/---

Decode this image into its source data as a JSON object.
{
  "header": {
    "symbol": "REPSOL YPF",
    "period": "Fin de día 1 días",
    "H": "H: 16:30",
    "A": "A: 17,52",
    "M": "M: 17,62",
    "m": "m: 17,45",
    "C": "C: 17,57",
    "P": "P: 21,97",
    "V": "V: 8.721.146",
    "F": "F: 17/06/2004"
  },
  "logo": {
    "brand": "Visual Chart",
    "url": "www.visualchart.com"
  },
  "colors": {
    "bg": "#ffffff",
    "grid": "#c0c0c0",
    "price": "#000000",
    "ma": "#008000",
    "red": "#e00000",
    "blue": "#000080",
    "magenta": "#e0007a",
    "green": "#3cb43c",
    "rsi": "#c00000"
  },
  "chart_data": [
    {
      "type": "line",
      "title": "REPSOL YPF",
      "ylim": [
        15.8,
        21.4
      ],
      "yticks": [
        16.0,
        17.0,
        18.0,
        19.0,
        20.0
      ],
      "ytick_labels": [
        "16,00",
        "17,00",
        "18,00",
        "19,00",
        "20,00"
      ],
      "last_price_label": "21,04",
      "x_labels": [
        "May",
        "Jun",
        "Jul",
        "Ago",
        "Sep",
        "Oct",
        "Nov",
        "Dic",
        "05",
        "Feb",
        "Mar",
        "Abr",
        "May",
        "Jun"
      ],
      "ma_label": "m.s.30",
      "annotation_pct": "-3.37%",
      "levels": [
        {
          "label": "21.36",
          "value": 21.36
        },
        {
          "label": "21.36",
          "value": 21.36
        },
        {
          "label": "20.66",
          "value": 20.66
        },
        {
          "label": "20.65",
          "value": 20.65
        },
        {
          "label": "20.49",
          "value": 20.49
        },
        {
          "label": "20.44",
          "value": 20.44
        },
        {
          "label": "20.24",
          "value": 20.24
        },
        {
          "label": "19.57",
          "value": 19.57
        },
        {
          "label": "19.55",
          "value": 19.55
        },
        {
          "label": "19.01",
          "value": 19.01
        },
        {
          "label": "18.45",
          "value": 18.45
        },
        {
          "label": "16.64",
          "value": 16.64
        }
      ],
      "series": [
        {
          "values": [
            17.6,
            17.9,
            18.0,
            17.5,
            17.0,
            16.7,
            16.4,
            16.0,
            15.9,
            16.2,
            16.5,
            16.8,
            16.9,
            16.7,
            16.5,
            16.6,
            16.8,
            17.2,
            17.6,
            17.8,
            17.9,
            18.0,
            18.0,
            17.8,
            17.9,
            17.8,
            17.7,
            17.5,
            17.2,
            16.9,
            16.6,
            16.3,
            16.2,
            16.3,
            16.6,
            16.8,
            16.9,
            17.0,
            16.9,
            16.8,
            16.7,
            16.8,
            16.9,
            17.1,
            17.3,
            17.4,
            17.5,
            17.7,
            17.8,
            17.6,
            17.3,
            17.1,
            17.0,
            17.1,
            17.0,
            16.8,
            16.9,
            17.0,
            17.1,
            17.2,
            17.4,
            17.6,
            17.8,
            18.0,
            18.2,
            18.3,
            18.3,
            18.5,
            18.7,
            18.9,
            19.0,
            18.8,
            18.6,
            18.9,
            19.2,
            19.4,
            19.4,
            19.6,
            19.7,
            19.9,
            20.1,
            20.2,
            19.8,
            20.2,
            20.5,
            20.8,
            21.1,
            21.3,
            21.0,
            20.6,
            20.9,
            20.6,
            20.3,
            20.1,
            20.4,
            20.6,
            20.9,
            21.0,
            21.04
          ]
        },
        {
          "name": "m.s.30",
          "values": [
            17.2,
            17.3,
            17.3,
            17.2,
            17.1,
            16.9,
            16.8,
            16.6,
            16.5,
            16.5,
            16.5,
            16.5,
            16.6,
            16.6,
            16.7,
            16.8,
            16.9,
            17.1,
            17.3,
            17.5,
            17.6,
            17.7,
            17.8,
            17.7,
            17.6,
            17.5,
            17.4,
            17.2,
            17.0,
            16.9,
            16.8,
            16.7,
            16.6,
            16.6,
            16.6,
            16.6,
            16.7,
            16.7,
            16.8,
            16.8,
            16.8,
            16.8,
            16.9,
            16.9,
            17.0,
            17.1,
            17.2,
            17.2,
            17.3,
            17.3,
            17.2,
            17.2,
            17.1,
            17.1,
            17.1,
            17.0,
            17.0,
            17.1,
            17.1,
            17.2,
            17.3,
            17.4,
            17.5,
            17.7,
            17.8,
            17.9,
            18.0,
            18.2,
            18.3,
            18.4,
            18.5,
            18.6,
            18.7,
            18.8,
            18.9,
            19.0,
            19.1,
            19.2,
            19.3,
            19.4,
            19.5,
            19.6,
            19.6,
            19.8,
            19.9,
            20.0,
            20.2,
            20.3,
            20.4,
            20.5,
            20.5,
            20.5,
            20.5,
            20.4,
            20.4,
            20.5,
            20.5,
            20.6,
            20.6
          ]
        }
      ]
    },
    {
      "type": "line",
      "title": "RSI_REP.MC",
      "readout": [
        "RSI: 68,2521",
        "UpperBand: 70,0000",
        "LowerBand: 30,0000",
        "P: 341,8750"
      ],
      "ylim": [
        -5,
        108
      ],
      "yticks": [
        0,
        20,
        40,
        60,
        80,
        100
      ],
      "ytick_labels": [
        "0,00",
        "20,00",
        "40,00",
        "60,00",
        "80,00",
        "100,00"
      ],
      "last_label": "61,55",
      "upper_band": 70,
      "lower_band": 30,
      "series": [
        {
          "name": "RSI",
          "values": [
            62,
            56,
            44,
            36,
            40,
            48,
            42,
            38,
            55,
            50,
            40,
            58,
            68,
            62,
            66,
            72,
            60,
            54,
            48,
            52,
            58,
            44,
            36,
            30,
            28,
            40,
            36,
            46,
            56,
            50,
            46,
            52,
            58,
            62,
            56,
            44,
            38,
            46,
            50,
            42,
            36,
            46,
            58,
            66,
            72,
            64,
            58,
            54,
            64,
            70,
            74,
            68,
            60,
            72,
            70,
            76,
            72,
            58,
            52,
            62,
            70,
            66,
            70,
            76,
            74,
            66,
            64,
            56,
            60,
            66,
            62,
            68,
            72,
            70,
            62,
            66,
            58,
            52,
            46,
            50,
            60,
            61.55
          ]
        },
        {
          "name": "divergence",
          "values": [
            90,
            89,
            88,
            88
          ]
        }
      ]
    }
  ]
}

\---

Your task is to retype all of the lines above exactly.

Decode this image into its source data as a JSON object.
{
  "header": {
    "symbol": "REPSOL YPF",
    "period": "Fin de día 1 días",
    "H": "H: 16:30",
    "A": "A: 17,52",
    "M": "M: 17,62",
    "m": "m: 17,45",
    "C": "C: 17,57",
    "P": "P: 21,97",
    "V": "V: 8.721.146",
    "F": "F: 17/06/2004"
  },
  "logo": {
    "brand": "Visual Chart",
    "url": "www.visualchart.com"
  },
  "colors": {
    "bg": "#ffffff",
    "grid": "#c0c0c0",
    "price": "#000000",
    "ma": "#008000",
    "red": "#e00000",
    "blue": "#000080",
    "magenta": "#e0007a",
    "green": "#3cb43c",
    "rsi": "#c00000"
  },
  "chart_data": [
    {
      "type": "line",
      "title": "REPSOL YPF",
      "ylim": [
        15.8,
        21.4
      ],
      "yticks": [
        16.0,
        17.0,
        18.0,
        19.0,
        20.0
      ],
      "ytick_labels": [
        "16,00",
        "17,00",
        "18,00",
        "19,00",
        "20,00"
      ],
      "last_price_label": "21,04",
      "x_labels": [
        "May",
        "Jun",
        "Jul",
        "Ago",
        "Sep",
        "Oct",
        "Nov",
        "Dic",
        "05",
        "Feb",
        "Mar",
        "Abr",
        "May",
        "Jun"
      ],
      "ma_label": "m.s.30",
      "annotation_pct": "-3.37%",
      "levels": [
        {
          "label": "21.36",
          "value": 21.36
        },
        {
          "label": "21.36",
          "value": 21.36
        },
        {
          "label": "20.66",
          "value": 20.66
        },
        {
          "label": "20.65",
          "value": 20.65
        },
        {
          "label": "20.49",
          "value": 20.49
        },
        {
          "label": "20.44",
          "value": 20.44
        },
        {
          "label": "20.24",
          "value": 20.24
        },
        {
          "label": "19.57",
          "value": 19.57
        },
        {
          "label": "19.55",
          "value": 19.55
        },
        {
          "label": "19.01",
          "value": 19.01
        },
        {
          "label": "18.45",
          "value": 18.45
        },
        {
          "label": "16.64",
          "value": 16.64
        }
      ],
      "series": [
        {
          "values": [
            17.6,
            17.9,
            18.0,
            17.5,
            17.0,
            16.7,
            16.4,
            16.0,
            15.9,
            16.2,
            16.5,
            16.8,
            16.9,
            16.7,
            16.5,
            16.6,
            16.8,
            17.2,
            17.6,
            17.8,
            17.9,
            18.0,
            18.0,
            17.8,
            17.9,
            17.8,
            17.7,
            17.5,
            17.2,
            16.9,
            16.6,
            16.3,
            16.2,
            16.3,
            16.6,
            16.8,
            16.9,
            17.0,
            16.9,
            16.8,
            16.7,
            16.8,
            16.9,
            17.1,
            17.3,
            17.4,
            17.5,
            17.7,
            17.8,
            17.6,
            17.3,
            17.1,
            17.0,
            17.1,
            17.0,
            16.8,
            16.9,
            17.0,
            17.1,
            17.2,
            17.4,
            17.6,
            17.8,
            18.0,
            18.2,
            18.3,
            18.3,
            18.5,
            18.7,
            18.9,
            19.0,
            18.8,
            18.6,
            18.9,
            19.2,
            19.4,
            19.4,
            19.6,
            19.7,
            19.9,
            20.1,
            20.2,
            19.8,
            20.2,
            20.5,
            20.8,
            21.1,
            21.3,
            21.0,
            20.6,
            20.9,
            20.6,
            20.3,
            20.1,
            20.4,
            20.6,
            20.9,
            21.0,
            21.04
          ]
        },
        {
          "name": "m.s.30",
          "values": [
            17.2,
            17.3,
            17.3,
            17.2,
            17.1,
            16.9,
            16.8,
            16.6,
            16.5,
            16.5,
            16.5,
            16.5,
            16.6,
            16.6,
            16.7,
            16.8,
            16.9,
            17.1,
            17.3,
            17.5,
            17.6,
            17.7,
            17.8,
            17.7,
            17.6,
            17.5,
            17.4,
            17.2,
            17.0,
            16.9,
            16.8,
            16.7,
            16.6,
            16.6,
            16.6,
            16.6,
            16.7,
            16.7,
            16.8,
            16.8,
            16.8,
            16.8,
            16.9,
            16.9,
            17.0,
            17.1,
            17.2,
            17.2,
            17.3,
            17.3,
            17.2,
            17.2,
            17.1,
            17.1,
            17.1,
            17.0,
            17.0,
            17.1,
            17.1,
            17.2,
            17.3,
            17.4,
            17.5,
            17.7,
            17.8,
            17.9,
            18.0,
            18.2,
            18.3,
            18.4,
            18.5,
            18.6,
            18.7,
            18.8,
            18.9,
            19.0,
            19.1,
            19.2,
            19.3,
            19.4,
            19.5,
            19.6,
            19.6,
            19.8,
            19.9,
            20.0,
            20.2,
            20.3,
            20.4,
            20.5,
            20.5,
            20.5,
            20.5,
            20.4,
            20.4,
            20.5,
            20.5,
            20.6,
            20.6
          ]
        }
      ]
    },
    {
      "type": "line",
      "title": "RSI_REP.MC",
      "readout": [
        "RSI: 68,2521",
        "UpperBand: 70,0000",
        "LowerBand: 30,0000",
        "P: 341,8750"
      ],
      "ylim": [
        -5,
        108
      ],
      "yticks": [
        0,
        20,
        40,
        60,
        80,
        100
      ],
      "ytick_labels": [
        "0,00",
        "20,00",
        "40,00",
        "60,00",
        "80,00",
        "100,00"
      ],
      "last_label": "61,55",
      "upper_band": 70,
      "lower_band": 30,
      "series": [
        {
          "name": "RSI",
          "values": [
            62,
            56,
            44,
            36,
            40,
            48,
            42,
            38,
            55,
            50,
            40,
            58,
            68,
            62,
            66,
            72,
            60,
            54,
            48,
            52,
            58,
            44,
            36,
            30,
            28,
            40,
            36,
            46,
            56,
            50,
            46,
            52,
            58,
            62,
            56,
            44,
            38,
            46,
            50,
            42,
            36,
            46,
            58,
            66,
            72,
            64,
            58,
            54,
            64,
            70,
            74,
            68,
            60,
            72,
            70,
            76,
            72,
            58,
            52,
            62,
            70,
            66,
            70,
            76,
            74,
            66,
            64,
            56,
            60,
            66,
            62,
            68,
            72,
            70,
            62,
            66,
            58,
            52,
            46,
            50,
            60,
            61.55
          ]
        },
        {
          "name": "divergence",
          "values": [
            90,
            89,
            88,
            88
          ]
        }
      ]
    }
  ]
}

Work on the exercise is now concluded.